=== Task details ===
Retype all of the records precisely.

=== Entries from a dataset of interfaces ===
+ + + + + + +

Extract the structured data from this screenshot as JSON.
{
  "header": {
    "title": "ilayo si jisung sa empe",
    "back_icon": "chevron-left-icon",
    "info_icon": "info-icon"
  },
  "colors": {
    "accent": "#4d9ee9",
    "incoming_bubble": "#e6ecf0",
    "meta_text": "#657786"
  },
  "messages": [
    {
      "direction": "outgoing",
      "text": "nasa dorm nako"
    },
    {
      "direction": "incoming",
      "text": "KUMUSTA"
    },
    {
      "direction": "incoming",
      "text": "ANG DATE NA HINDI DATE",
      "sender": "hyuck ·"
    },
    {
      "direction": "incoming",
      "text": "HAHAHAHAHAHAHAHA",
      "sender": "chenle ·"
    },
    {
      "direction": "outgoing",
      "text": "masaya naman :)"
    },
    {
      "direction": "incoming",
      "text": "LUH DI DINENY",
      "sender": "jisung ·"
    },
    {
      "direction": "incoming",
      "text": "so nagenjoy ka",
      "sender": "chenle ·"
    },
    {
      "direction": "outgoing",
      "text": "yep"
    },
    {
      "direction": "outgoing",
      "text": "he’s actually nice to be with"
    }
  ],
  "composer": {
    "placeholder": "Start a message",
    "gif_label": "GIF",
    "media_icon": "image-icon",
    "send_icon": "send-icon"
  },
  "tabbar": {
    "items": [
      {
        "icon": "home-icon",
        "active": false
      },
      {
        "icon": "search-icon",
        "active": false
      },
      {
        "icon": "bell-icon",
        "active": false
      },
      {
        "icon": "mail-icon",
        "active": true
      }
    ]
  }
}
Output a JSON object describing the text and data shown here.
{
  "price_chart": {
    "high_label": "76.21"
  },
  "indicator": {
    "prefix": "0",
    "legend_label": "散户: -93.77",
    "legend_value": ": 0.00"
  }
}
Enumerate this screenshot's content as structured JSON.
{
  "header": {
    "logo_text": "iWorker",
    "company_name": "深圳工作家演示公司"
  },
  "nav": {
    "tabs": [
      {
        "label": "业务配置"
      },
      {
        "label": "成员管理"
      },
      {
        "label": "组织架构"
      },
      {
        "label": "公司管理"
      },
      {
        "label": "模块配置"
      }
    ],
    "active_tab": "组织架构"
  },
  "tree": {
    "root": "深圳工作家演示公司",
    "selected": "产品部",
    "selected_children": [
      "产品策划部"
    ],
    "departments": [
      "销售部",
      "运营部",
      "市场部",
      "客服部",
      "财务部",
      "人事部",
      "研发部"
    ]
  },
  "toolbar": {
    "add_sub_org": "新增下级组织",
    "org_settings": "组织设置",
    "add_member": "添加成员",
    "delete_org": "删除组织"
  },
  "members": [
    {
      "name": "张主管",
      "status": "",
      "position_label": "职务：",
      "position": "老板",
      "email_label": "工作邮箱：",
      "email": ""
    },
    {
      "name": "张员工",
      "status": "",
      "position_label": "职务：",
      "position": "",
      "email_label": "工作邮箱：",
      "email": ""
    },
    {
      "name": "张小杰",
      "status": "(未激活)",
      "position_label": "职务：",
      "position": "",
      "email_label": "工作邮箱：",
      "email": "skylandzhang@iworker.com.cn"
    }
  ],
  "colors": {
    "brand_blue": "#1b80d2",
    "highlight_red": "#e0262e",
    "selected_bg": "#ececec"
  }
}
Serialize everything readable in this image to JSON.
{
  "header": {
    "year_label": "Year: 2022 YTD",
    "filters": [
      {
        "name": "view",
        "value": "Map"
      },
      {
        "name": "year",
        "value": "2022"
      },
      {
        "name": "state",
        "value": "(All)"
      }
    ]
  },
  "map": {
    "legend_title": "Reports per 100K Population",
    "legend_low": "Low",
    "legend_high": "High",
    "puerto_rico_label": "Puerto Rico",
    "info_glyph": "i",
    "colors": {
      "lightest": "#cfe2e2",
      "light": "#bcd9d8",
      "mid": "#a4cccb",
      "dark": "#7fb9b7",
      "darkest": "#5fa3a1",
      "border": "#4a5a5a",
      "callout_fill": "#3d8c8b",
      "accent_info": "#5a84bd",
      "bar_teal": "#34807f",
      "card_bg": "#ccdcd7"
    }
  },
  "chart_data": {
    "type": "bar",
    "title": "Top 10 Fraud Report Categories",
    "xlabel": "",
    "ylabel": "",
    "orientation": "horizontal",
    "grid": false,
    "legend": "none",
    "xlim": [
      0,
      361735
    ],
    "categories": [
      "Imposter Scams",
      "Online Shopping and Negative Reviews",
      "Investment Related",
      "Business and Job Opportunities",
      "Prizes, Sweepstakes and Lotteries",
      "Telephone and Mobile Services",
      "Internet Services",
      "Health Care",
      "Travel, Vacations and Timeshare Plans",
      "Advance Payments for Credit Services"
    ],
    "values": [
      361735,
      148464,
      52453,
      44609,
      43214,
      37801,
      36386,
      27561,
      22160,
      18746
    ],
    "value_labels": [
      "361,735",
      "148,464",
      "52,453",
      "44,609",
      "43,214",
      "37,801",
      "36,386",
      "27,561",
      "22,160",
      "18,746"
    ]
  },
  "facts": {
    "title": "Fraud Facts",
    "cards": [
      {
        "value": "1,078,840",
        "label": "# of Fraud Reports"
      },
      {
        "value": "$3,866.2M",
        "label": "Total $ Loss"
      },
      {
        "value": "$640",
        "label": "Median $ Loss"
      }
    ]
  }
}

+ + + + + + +

=== Your solution ===
Extract the structured data from this screenshot as JSON.
{
  "header": {
    "title": "ilayo si jisung sa empe",
    "back_icon": "chevron-left-icon",
    "info_icon": "info-icon"
  },
  "colors": {
    "accent": "#4d9ee9",
    "incoming_bubble": "#e6ecf0",
    "meta_text": "#657786"
  },
  "messages": [
    {
      "direction": "outgoing",
      "text": "nasa dorm nako"
    },
    {
      "direction": "incoming",
      "text": "KUMUSTA"
    },
    {
      "direction": "incoming",
      "text": "ANG DATE NA HINDI DATE",
      "sender": "hyuck ·"
    },
    {
      "direction": "incoming",
      "text": "HAHAHAHAHAHAHAHA",
      "sender": "chenle ·"
    },
    {
      "direction": "outgoing",
      "text": "masaya naman :)"
    },
    {
      "direction": "incoming",
      "text": "LUH DI DINENY",
      "sender": "jisung ·"
    },
    {
      "direction": "incoming",
      "text": "so nagenjoy ka",
      "sender": "chenle ·"
    },
    {
      "direction": "outgoing",
      "text": "yep"
    },
    {
      "direction": "outgoing",
      "text": "he’s actually nice to be with"
    }
  ],
  "composer": {
    "placeholder": "Start a message",
    "gif_label": "GIF",
    "media_icon": "image-icon",
    "send_icon": "send-icon"
  },
  "tabbar": {
    "items": [
      {
        "icon": "home-icon",
        "active": false
      },
      {
        "icon": "search-icon",
        "active": false
      },
      {
        "icon": "bell-icon",
        "active": false
      },
      {
        "icon": "mail-icon",
        "active": true
      }
    ]
  }
}
Output a JSON object describing the text and data shown here.
{
  "price_chart": {
    "high_label": "76.21"
  },
  "indicator": {
    "prefix": "0",
    "legend_label": "散户: -93.77",
    "legend_value": ": 0.00"
  }
}
Enumerate this screenshot's content as structured JSON.
{
  "header": {
    "logo_text": "iWorker",
    "company_name": "深圳工作家演示公司"
  },
  "nav": {
    "tabs": [
      {
        "label": "业务配置"
      },
      {
        "label": "成员管理"
      },
      {
        "label": "组织架构"
      },
      {
        "label": "公司管理"
      },
      {
        "label": "模块配置"
      }
    ],
    "active_tab": "组织架构"
  },
  "tree": {
    "root": "深圳工作家演示公司",
    "selected": "产品部",
    "selected_children": [
      "产品策划部"
    ],
    "departments": [
      "销售部",
      "运营部",
      "市场部",
      "客服部",
      "财务部",
      "人事部",
      "研发部"
    ]
  },
  "toolbar": {
    "add_sub_org": "新增下级组织",
    "org_settings": "组织设置",
    "add_member": "添加成员",
    "delete_org": "删除组织"
  },
  "members": [
    {
      "name": "张主管",
      "status": "",
      "position_label": "职务：",
      "position": "老板",
      "email_label": "工作邮箱：",
      "email": ""
    },
    {
      "name": "张员工",
      "status": "",
      "position_label": "职务：",
      "position": "",
      "email_label": "工作邮箱：",
      "email": ""
    },
    {
      "name": "张小杰",
      "status": "(未激活)",
      "position_label": "职务：",
      "position": "",
      "email_label": "工作邮箱：",
      "email": "skylandzhang@iworker.com.cn"
    }
  ],
  "colors": {
    "brand_blue": "#1b80d2",
    "highlight_red": "#e0262e",
    "selected_bg": "#ececec"
  }
}
Serialize everything readable in this image to JSON.
{
  "header": {
    "year_label": "Year: 2022 YTD",
    "filters": [
      {
        "name": "view",
        "value": "Map"
      },
      {
        "name": "year",
        "value": "2022"
      },
      {
        "name": "state",
        "value": "(All)"
      }
    ]
  },
  "map": {
    "legend_title": "Reports per 100K Population",
    "legend_low": "Low",
    "legend_high": "High",
    "puerto_rico_label": "Puerto Rico",
    "info_glyph": "i",
    "colors": {
      "lightest": "#cfe2e2",
      "light": "#bcd9d8",
      "mid": "#a4cccb",
      "dark": "#7fb9b7",
      "darkest": "#5fa3a1",
      "border": "#4a5a5a",
      "callout_fill": "#3d8c8b",
      "accent_info": "#5a84bd",
      "bar_teal": "#34807f",
      "card_bg": "#ccdcd7"
    }
  },
  "chart_data": {
    "type": "bar",
    "title": "Top 10 Fraud Report Categories",
    "xlabel": "",
    "ylabel": "",
    "orientation": "horizontal",
    "grid": false,
    "legend": "none",
    "xlim": [
      0,
      361735
    ],
    "categories": [
      "Imposter Scams",
      "Online Shopping and Negative Reviews",
      "Investment Related",
      "Business and Job Opportunities",
      "Prizes, Sweepstakes and Lotteries",
      "Telephone and Mobile Services",
      "Internet Services",
      "Health Care",
      "Travel, Vacations and Timeshare Plans",
      "Advance Payments for Credit Services"
    ],
    "values": [
      361735,
      148464,
      52453,
      44609,
      43214,
      37801,
      36386,
      27561,
      22160,
      18746
    ],
    "value_labels": [
      "361,735",
      "148,464",
      "52,453",
      "44,609",
      "43,214",
      "37,801",
      "36,386",
      "27,561",
      "22,160",
      "18,746"
    ]
  },
  "facts": {
    "title": "Fraud Facts",
    "cards": [
      {
        "value": "1,078,840",
        "label": "# of Fraud Reports"
      },
      {
        "value": "$3,866.2M",
        "label": "Total $ Loss"
      },
      {
        "value": "$640",
        "label": "Median $ Loss"
      }
    ]
  }
}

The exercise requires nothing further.